Your objective =
Search the data for the word "structured" and copy each line that has it.

Entries from a dataset of interfaces:
Start of Block
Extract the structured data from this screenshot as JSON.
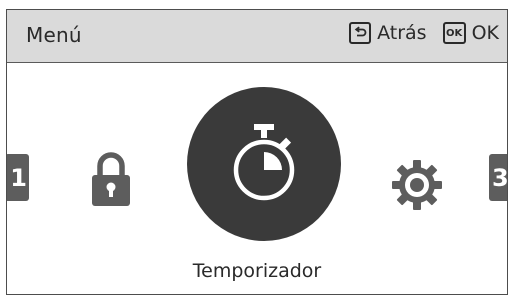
{
  "header": {
    "title": "Menú",
    "back_label": "Atrás",
    "ok_icon_text": "OK",
    "ok_label": "OK"
  },
  "carousel": {
    "left_tile_label": "1",
    "right_tile_label": "3",
    "items": [
      {
        "name": "lock",
        "icon": "lock-icon"
      },
      {
        "name": "Temporizador",
        "icon": "stopwatch-icon",
        "selected": true
      },
      {
        "name": "settings",
        "icon": "gear-icon"
      }
    ],
    "selected_label": "Temporizador"
  },
  "colors": {
    "header_bg": "#dadada",
    "icon_gray": "#5d5d5d",
    "selected_circle": "#3a3a3a",
    "text": "#2a2a2a"
  }
}
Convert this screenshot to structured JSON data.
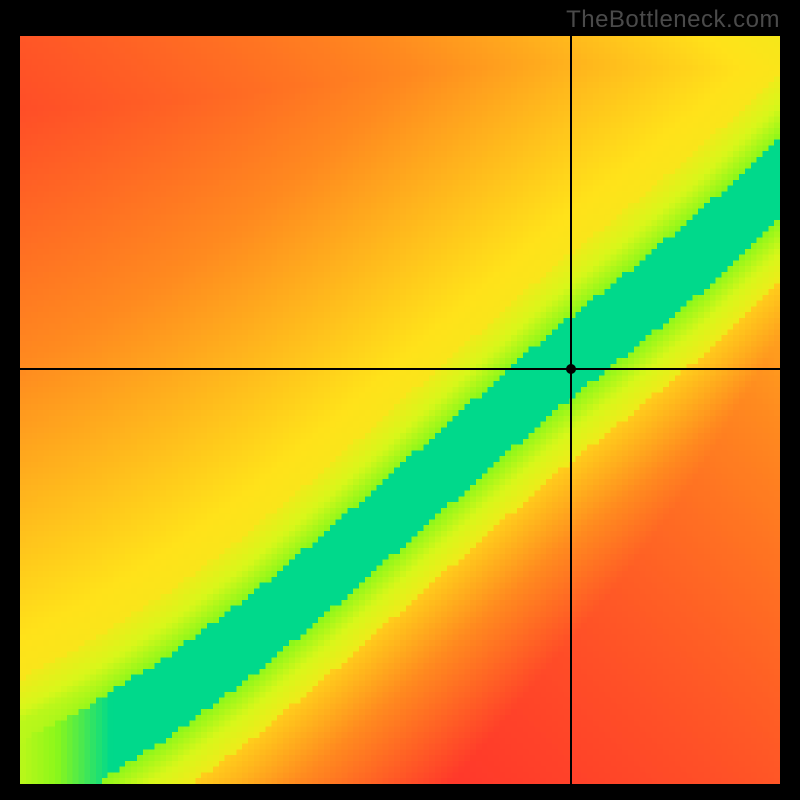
{
  "watermark": "TheBottleneck.com",
  "chart_data": {
    "type": "heatmap",
    "title": "",
    "xlabel": "",
    "ylabel": "",
    "xlim": [
      0,
      1
    ],
    "ylim": [
      0,
      1
    ],
    "crosshair": {
      "x": 0.725,
      "y": 0.555
    },
    "marker": {
      "x": 0.725,
      "y": 0.555
    },
    "grid_resolution": 130,
    "colorscale": [
      [
        0.0,
        "#ff1a2e"
      ],
      [
        0.35,
        "#ff8a1f"
      ],
      [
        0.55,
        "#ffe21a"
      ],
      [
        0.75,
        "#d8f71a"
      ],
      [
        0.88,
        "#8cf71a"
      ],
      [
        1.0,
        "#00d98b"
      ]
    ],
    "optimal_curve": [
      [
        0.0,
        0.0
      ],
      [
        0.1,
        0.055
      ],
      [
        0.2,
        0.12
      ],
      [
        0.3,
        0.195
      ],
      [
        0.4,
        0.28
      ],
      [
        0.5,
        0.37
      ],
      [
        0.6,
        0.46
      ],
      [
        0.7,
        0.55
      ],
      [
        0.8,
        0.63
      ],
      [
        0.9,
        0.715
      ],
      [
        1.0,
        0.81
      ]
    ],
    "green_band_halfwidth": 0.055,
    "yellow_band_halfwidth": 0.14
  }
}
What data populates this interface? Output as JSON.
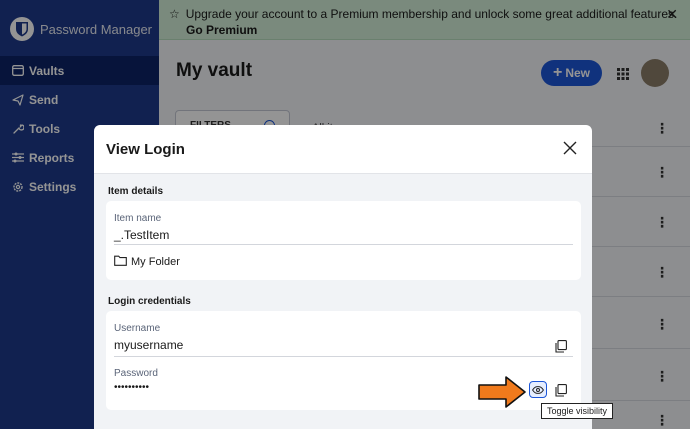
{
  "sidebar": {
    "app_name": "Password Manager",
    "items": [
      {
        "label": "Vaults",
        "icon": "vault-icon",
        "active": true
      },
      {
        "label": "Send",
        "icon": "send-icon"
      },
      {
        "label": "Tools",
        "icon": "wrench-icon"
      },
      {
        "label": "Reports",
        "icon": "sliders-icon"
      },
      {
        "label": "Settings",
        "icon": "gear-icon"
      }
    ]
  },
  "banner": {
    "message": "Upgrade your account to a Premium membership and unlock some great additional features.",
    "link": "Go Premium",
    "close": "✕"
  },
  "header": {
    "title": "My vault",
    "new_label": "New"
  },
  "list": {
    "filters_label": "FILTERS",
    "column_header": "All items"
  },
  "dialog": {
    "title": "View Login",
    "item_details_label": "Item details",
    "item_name_label": "Item name",
    "item_name_value": "_.TestItem",
    "folder_value": "My Folder",
    "login_credentials_label": "Login credentials",
    "username_label": "Username",
    "username_value": "myusername",
    "password_label": "Password",
    "password_value": "••••••••••"
  },
  "tooltip": {
    "text": "Toggle visibility"
  },
  "colors": {
    "sidebar": "#1e3a8a",
    "accent": "#1c56d8",
    "banner": "#d3eed7",
    "arrow": "#f07a1c"
  }
}
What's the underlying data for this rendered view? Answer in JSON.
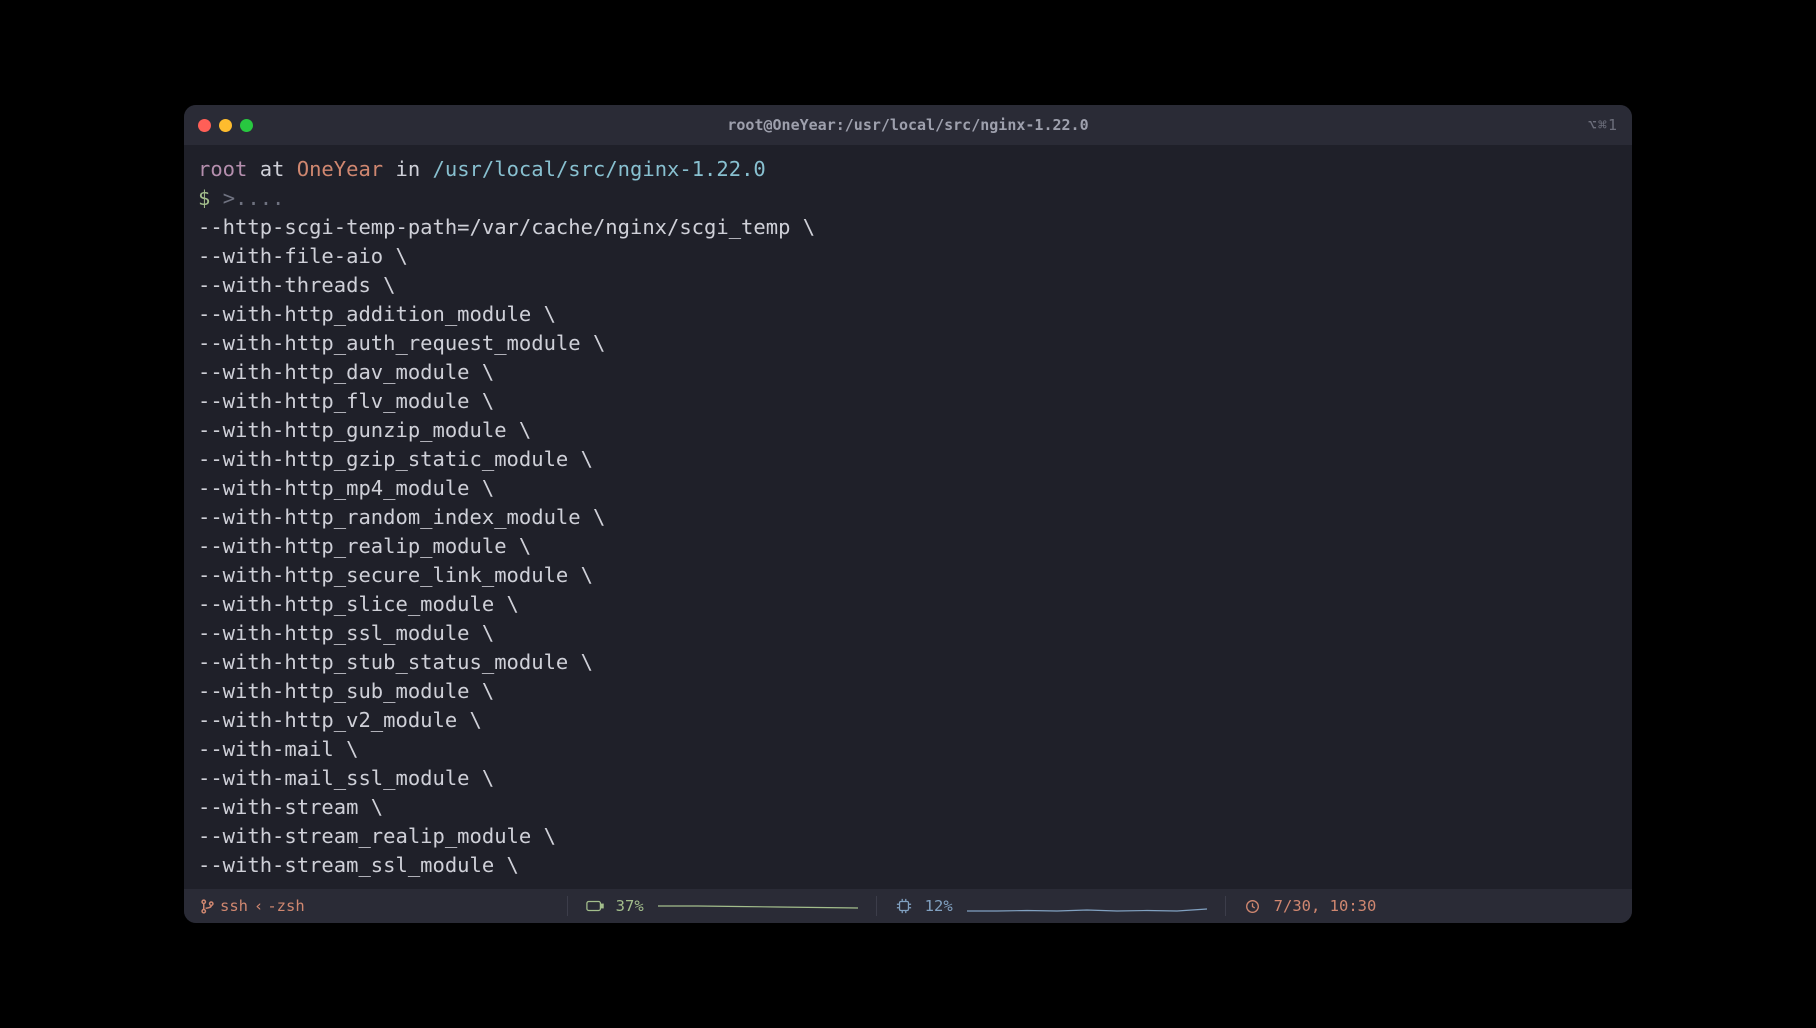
{
  "title": "root@OneYear:/usr/local/src/nginx-1.22.0",
  "shortcut": "⌥⌘1",
  "prompt": {
    "user": "root",
    "at": "at",
    "host": "OneYear",
    "in": "in",
    "path": "/usr/local/src/nginx-1.22.0",
    "symbol": "$",
    "continuation": ">....",
    "lines": [
      "--http-scgi-temp-path=/var/cache/nginx/scgi_temp \\",
      "--with-file-aio \\",
      "--with-threads \\",
      "--with-http_addition_module \\",
      "--with-http_auth_request_module \\",
      "--with-http_dav_module \\",
      "--with-http_flv_module \\",
      "--with-http_gunzip_module \\",
      "--with-http_gzip_static_module \\",
      "--with-http_mp4_module \\",
      "--with-http_random_index_module \\",
      "--with-http_realip_module \\",
      "--with-http_secure_link_module \\",
      "--with-http_slice_module \\",
      "--with-http_ssl_module \\",
      "--with-http_stub_status_module \\",
      "--with-http_sub_module \\",
      "--with-http_v2_module \\",
      "--with-mail \\",
      "--with-mail_ssl_module \\",
      "--with-stream \\",
      "--with-stream_realip_module \\",
      "--with-stream_ssl_module \\"
    ]
  },
  "status": {
    "branch": "ssh",
    "shell": "-zsh",
    "battery": "37%",
    "cpu": "12%",
    "datetime": "7/30, 10:30"
  }
}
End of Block
Exercise solution =
Extract the structured data from this screenshot as JSON.
Convert this screenshot to structured JSON data.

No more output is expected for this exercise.